The House Committee on Agriculture’s Subcommittee on Biotechnology, Horticulture and Research held a hearing on pollinator health on Wednesday as part of a growing governmental effort to protect pollinators.
“Pollinators are responsible for nearly one in every three bites of food you eat. In addition, they contribute nearly $15 billion to the nation’s economy,” said James Jones, the assistant administrator for the Environmental Protection Agency’s Office of Chemical Safety and Pollution Prevention, in testimony.
Robert Johansson, the acting chief economist for the U.S. Department of Agriculture, had good news to offer on that front: America is producing more honey with a rising bee colony population.
Approximately 100,000 new bee colonies were formed in 2014 and the average honey produced per colony increased by an average of 14 percent. The loss rate for colonies was reported to be 34 percent in 2014, down from 45 percent the year previous. While improved, Johansson cautioned that this rate was still very high and an extreme risk for bee farmers.

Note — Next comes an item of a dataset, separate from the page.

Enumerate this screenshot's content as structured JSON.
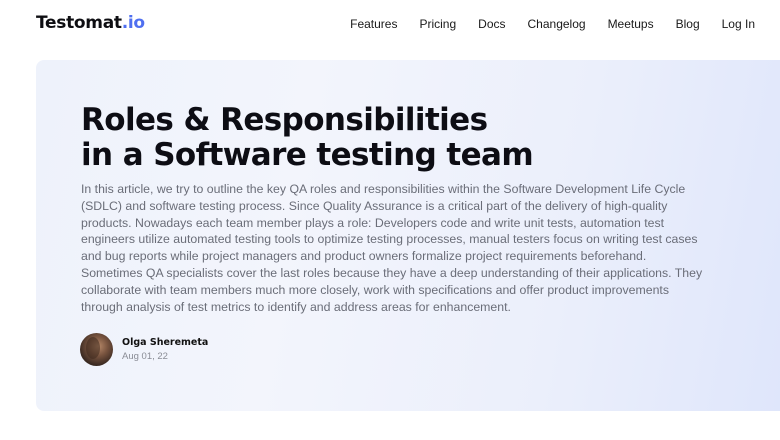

The issue of how to protect honey bee colonies from dying has become a major topic of debate. Both the USDA and EPA are partners in the Obama Administration’s Pollinator Health Task Force, which was formed last year to create a federal strategy to promote the health of honey bees. The EPA also is studying the effects of neonicotinoid pesticides on honey bee health.

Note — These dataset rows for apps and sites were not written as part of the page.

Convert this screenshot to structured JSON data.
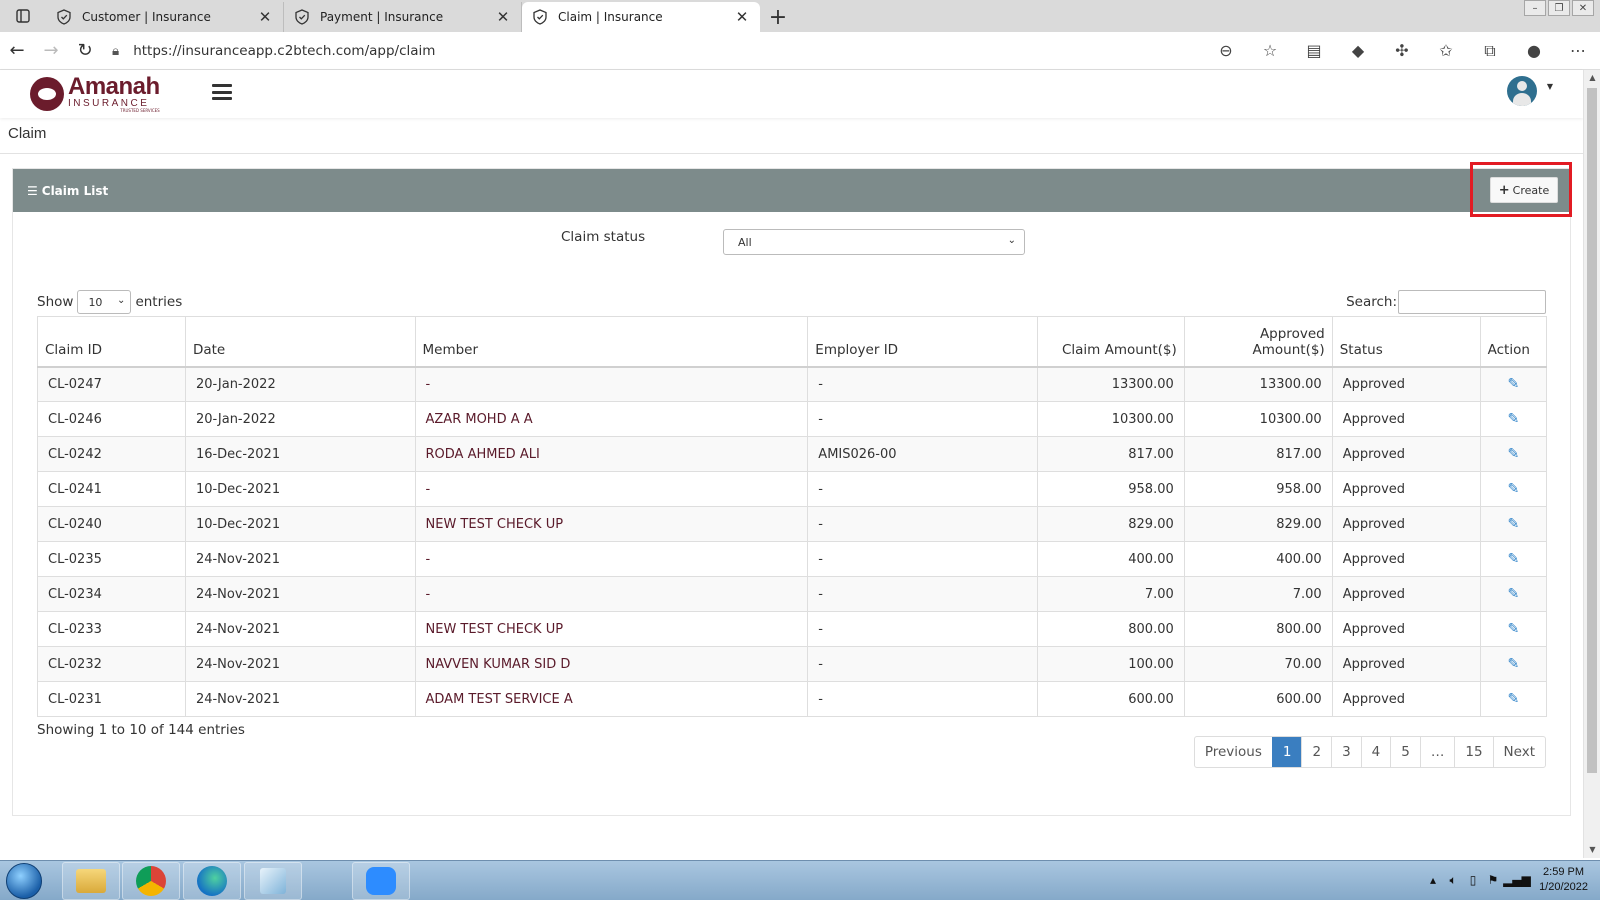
{
  "browser": {
    "tabs": [
      {
        "title": "Customer | Insurance",
        "active": false
      },
      {
        "title": "Payment | Insurance",
        "active": false
      },
      {
        "title": "Claim | Insurance",
        "active": true
      }
    ],
    "url": "https://insuranceapp.c2btech.com/app/claim"
  },
  "app": {
    "logo_name": "Amanah",
    "logo_sub": "INSURANCE",
    "logo_tag": "TRUSTED SERVICES"
  },
  "page": {
    "title": "Claim"
  },
  "card": {
    "header": "Claim List",
    "create_label": "Create",
    "filter_label": "Claim status",
    "filter_value": "All",
    "show_label": "Show",
    "entries_label": "entries",
    "page_length": "10",
    "search_label": "Search:",
    "info": "Showing 1 to 10 of 144 entries"
  },
  "table": {
    "columns": [
      "Claim ID",
      "Date",
      "Member",
      "Employer ID",
      "Claim Amount($)",
      "Approved Amount($)",
      "Status",
      "Action"
    ],
    "approved_line1": "Approved",
    "approved_line2": "Amount($)",
    "rows": [
      {
        "id": "CL-0247",
        "date": "20-Jan-2022",
        "member": "-",
        "employer": "-",
        "claim": "13300.00",
        "approved": "13300.00",
        "status": "Approved"
      },
      {
        "id": "CL-0246",
        "date": "20-Jan-2022",
        "member": "AZAR MOHD A A",
        "employer": "-",
        "claim": "10300.00",
        "approved": "10300.00",
        "status": "Approved"
      },
      {
        "id": "CL-0242",
        "date": "16-Dec-2021",
        "member": "RODA AHMED ALI",
        "employer": "AMIS026-00",
        "claim": "817.00",
        "approved": "817.00",
        "status": "Approved"
      },
      {
        "id": "CL-0241",
        "date": "10-Dec-2021",
        "member": "-",
        "employer": "-",
        "claim": "958.00",
        "approved": "958.00",
        "status": "Approved"
      },
      {
        "id": "CL-0240",
        "date": "10-Dec-2021",
        "member": "NEW TEST CHECK UP",
        "employer": "-",
        "claim": "829.00",
        "approved": "829.00",
        "status": "Approved"
      },
      {
        "id": "CL-0235",
        "date": "24-Nov-2021",
        "member": "-",
        "employer": "-",
        "claim": "400.00",
        "approved": "400.00",
        "status": "Approved"
      },
      {
        "id": "CL-0234",
        "date": "24-Nov-2021",
        "member": "-",
        "employer": "-",
        "claim": "7.00",
        "approved": "7.00",
        "status": "Approved"
      },
      {
        "id": "CL-0233",
        "date": "24-Nov-2021",
        "member": "NEW TEST CHECK UP",
        "employer": "-",
        "claim": "800.00",
        "approved": "800.00",
        "status": "Approved"
      },
      {
        "id": "CL-0232",
        "date": "24-Nov-2021",
        "member": "NAVVEN KUMAR SID D",
        "employer": "-",
        "claim": "100.00",
        "approved": "70.00",
        "status": "Approved"
      },
      {
        "id": "CL-0231",
        "date": "24-Nov-2021",
        "member": "ADAM TEST SERVICE A",
        "employer": "-",
        "claim": "600.00",
        "approved": "600.00",
        "status": "Approved"
      }
    ]
  },
  "pagination": {
    "previous": "Previous",
    "pages": [
      "1",
      "2",
      "3",
      "4",
      "5",
      "…",
      "15"
    ],
    "active": "1",
    "next": "Next"
  },
  "taskbar": {
    "time": "2:59 PM",
    "date": "1/20/2022"
  },
  "colors": {
    "card_header": "#7d8b8b",
    "brand": "#6b1c2c",
    "highlight": "#e21b23",
    "link": "#2a80c8",
    "pager_active": "#3a7ec0"
  }
}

Adding to the discussion on Wednesday was a new survey with funding from the USDA showing beekeepers across the United States lost 42.1 percent of their colonies from April 2014 to April 2015. Winter loss rates improved slightly over the year, while summer losses were more severe. More than 6,000 commercial and small-scale beekeepers responded to the survey.
Although Wednesday's testimony was to highlight the strong collaborative relationship between the EPA and USDA, there has been friction between the two agencies recently.
Subcommittee Chairman Rodney Davis (R-Ill.) said in opening remarks that the EPA recently released a study on the benefits of neonic seed treatments on soybeans with with little to no input from USDA. The USDA chief economist sent a letter to EPA disagreeing with its assessment.
Johansson cited other instances where the USDA and EPA worked together. “Many of EPA’s actions affect rural and agricultural communities. Through cooperation on environmental issues affecting agriculture and rural communities, the EPA and the USDA have developed strong working relationships,” Johansson said.
As for more specific collaborations, Jones provided an example: “In March 2015, the EPA registered a new miticide, oxalic acid, to combat the devastating effects of the varroa mite on honey bee colonies.” The mite is the most destructive force in the beekeeping industry.
“Oxalic acid was already registered for this use in Canada and Europe. Recognizing beekeepers’ need for additional registered tools to combat the varroa mite in U.S. honey bee colonies, the EPA collaborated with the USDA on the registration,” Jones said.
The EPA will be working with the USDA to find more solutions to the pollinator problems and other areas of concern moving forward.
“We will also continue to work with the USDA and other federal and state agencies to protect pollinators while also ensuring that growers can meet their pest control needs in order to maintain a diverse ecosystem and provide for a healthy and abundant United States food supply,” Jones said.